Eugene Cho is overrated.
At least that’s what he’ll tell you in his new book, Overrated: Are We More in Love with the Idea of Changing the World Than Actually Changing the World?
Cho, pastor at Quest Church in Seattleand founder of One Day’s Wages and Q Café, is an outspoken Christian voice for social justice. His first book is a self-professed confession of the risks of personal platform in the work of justice — and a call to humble self-awareness for Christians in an age of social change-idealism. When justice and changemaking are buzzwords, how do we embrace the long challenge of bettering the world while remaining humble about our place in it?
Watch the interview below.
According to UNICEF, 29,000 children under the age of five – 21 each minute – die every day, mainly from preventable diseases.
The GAVI Alliance, a public-private partnership aimed at increasing worldwide access to immunizations, has a goal of reaching 250 million children by 2015. Dr. Mercy Ahun, GAVI special representative in Geneva, sat down with Sojourners to discuss the role of faith-based organizations in helping reach those 250 million,and the role her own personal faith plays in her work.
“What really got me into public health is my time in the children’s wards. We were working with children who had preventable diseases,” Ahun said. “… I thought to myself, why should stay here waiting for the children to fall sick before they come to the hospital. It’s better actually to go out there and prevent this in the first place.”
A few weeks back at the Justice Conference we had the chance to sit down with Jeremy Courtney, cofounder of the Preemptive Love Coalition, to tell the story of his amazing work in Iraq providing heart surgery for children.

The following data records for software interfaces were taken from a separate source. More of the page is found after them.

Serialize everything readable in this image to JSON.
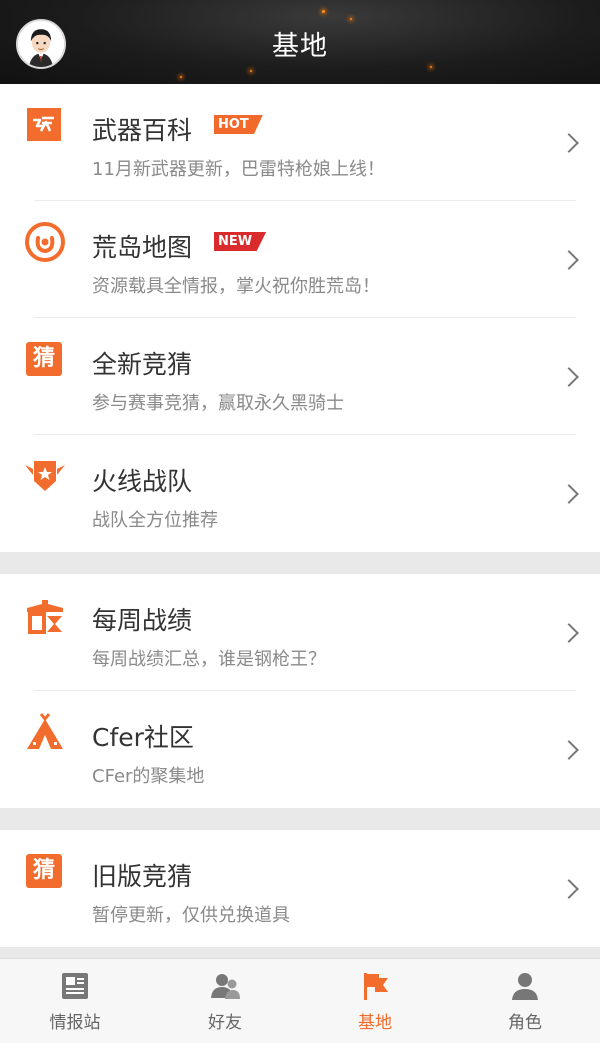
{
  "header": {
    "title": "基地"
  },
  "menu_groups": [
    {
      "items": [
        {
          "title": "武器百科",
          "subtitle": "11月新武器更新，巴雷特枪娘上线！",
          "badge": "HOT"
        },
        {
          "title": "荒岛地图",
          "subtitle": "资源载具全情报，掌火祝你胜荒岛！",
          "badge": "NEW"
        },
        {
          "title": "全新竞猜",
          "subtitle": "参与赛事竞猜，赢取永久黑骑士"
        },
        {
          "title": "火线战队",
          "subtitle": "战队全方位推荐"
        }
      ]
    },
    {
      "items": [
        {
          "title": "每周战绩",
          "subtitle": "每周战绩汇总，谁是钢枪王？"
        },
        {
          "title": "Cfer社区",
          "subtitle": "CFer的聚集地"
        }
      ]
    },
    {
      "items": [
        {
          "title": "旧版竞猜",
          "subtitle": "暂停更新，仅供兑换道具"
        }
      ]
    }
  ],
  "icons": {
    "guess_char": "猜"
  },
  "tabbar": {
    "tabs": [
      {
        "label": "情报站",
        "icon": "news-icon"
      },
      {
        "label": "好友",
        "icon": "friends-icon"
      },
      {
        "label": "基地",
        "icon": "flag-icon",
        "active": true
      },
      {
        "label": "角色",
        "icon": "person-icon"
      }
    ]
  },
  "colors": {
    "accent": "#f26c2d",
    "hot_badge": "#f16a2c",
    "new_badge": "#d92b2b",
    "header_bg": "#1c1c1c",
    "tab_inactive": "#666666"
  }
}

Special thanks to Matthew Willingham and everyone at the Preemptive Love Coalition for providing us with footage from Iraq to tell their story.

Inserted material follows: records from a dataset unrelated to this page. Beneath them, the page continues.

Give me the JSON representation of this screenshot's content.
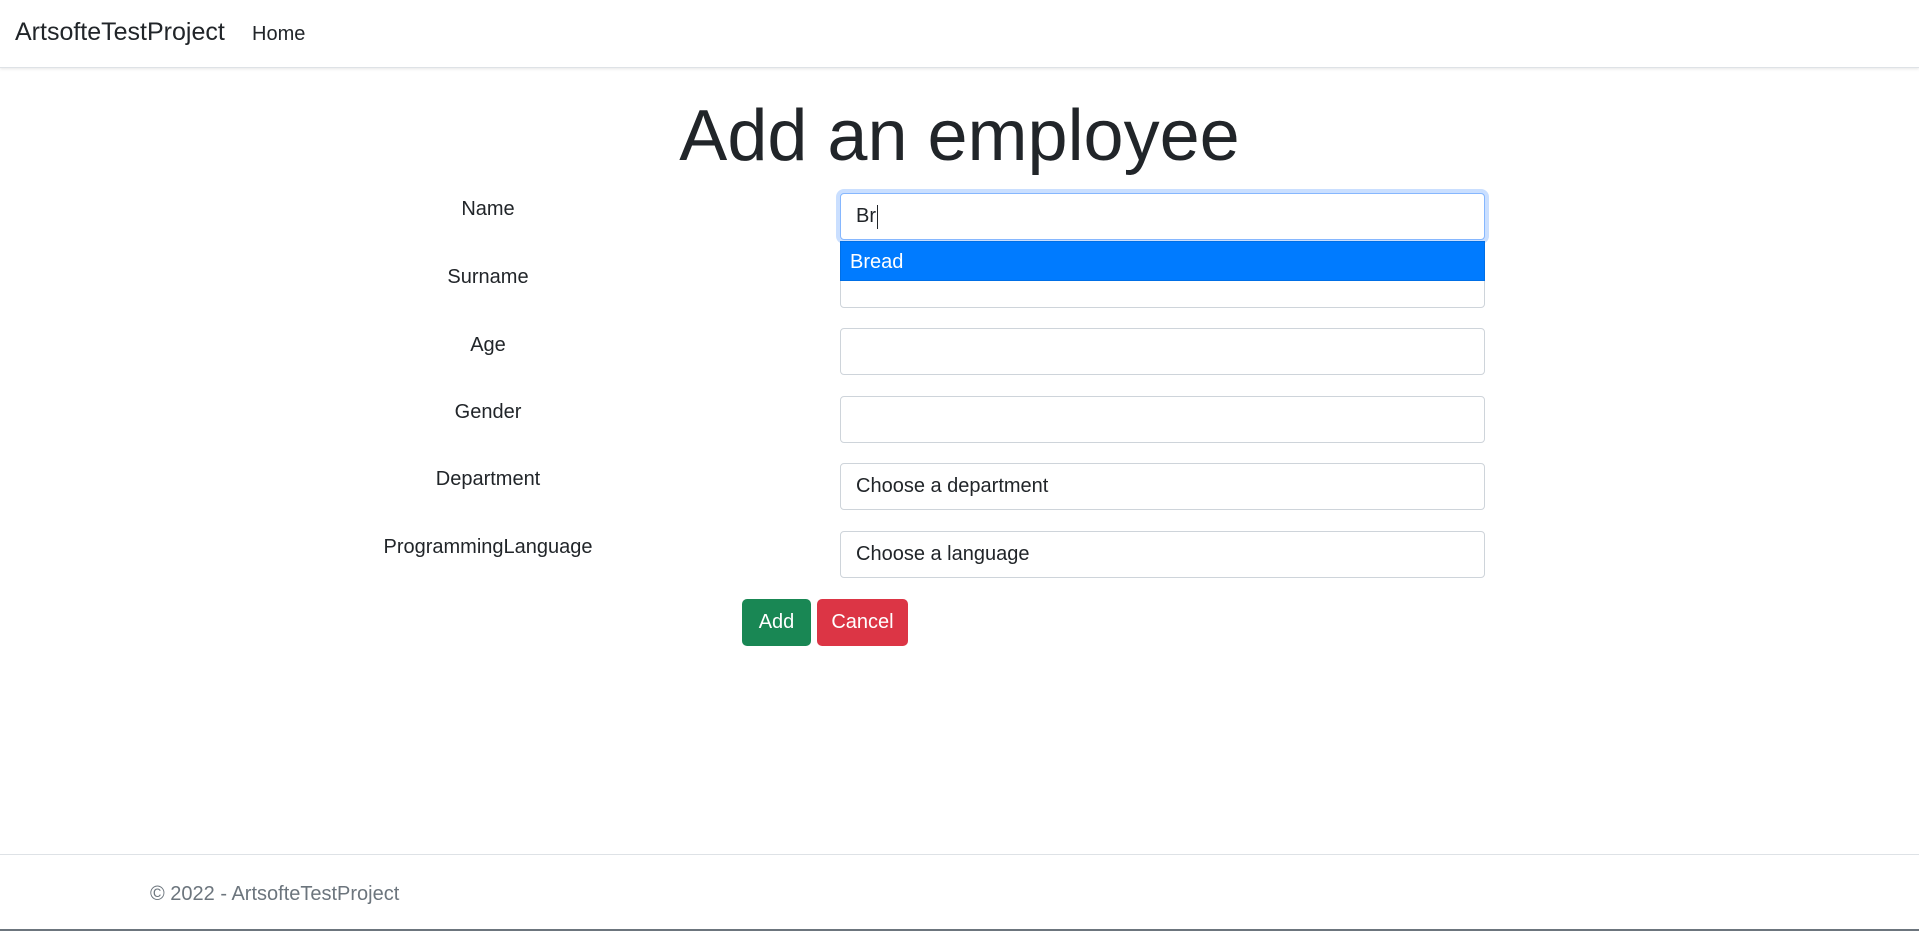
{
  "navbar": {
    "brand": "ArtsofteTestProject",
    "links": [
      {
        "label": "Home"
      }
    ]
  },
  "page": {
    "title": "Add an employee"
  },
  "form": {
    "fields": [
      {
        "label": "Name",
        "value": "Br",
        "placeholder": ""
      },
      {
        "label": "Surname",
        "value": "",
        "placeholder": ""
      },
      {
        "label": "Age",
        "value": "",
        "placeholder": ""
      },
      {
        "label": "Gender",
        "value": "",
        "placeholder": ""
      },
      {
        "label": "Department",
        "selected": "Choose a department"
      },
      {
        "label": "ProgrammingLanguage",
        "selected": "Choose a language"
      }
    ],
    "autocomplete": {
      "suggestions": [
        "Bread"
      ]
    },
    "buttons": {
      "add_label": "Add",
      "cancel_label": "Cancel"
    }
  },
  "footer": {
    "text": "© 2022 - ArtsofteTestProject"
  },
  "colors": {
    "add_button": "#198754",
    "cancel_button": "#dc3545",
    "autocomplete_highlight": "#007bff",
    "focus_border": "#86b7fe"
  }
}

The video below is a first in our new series Sojo Stories, where we sit down with individuals to hear their stories about using their talents for the common good.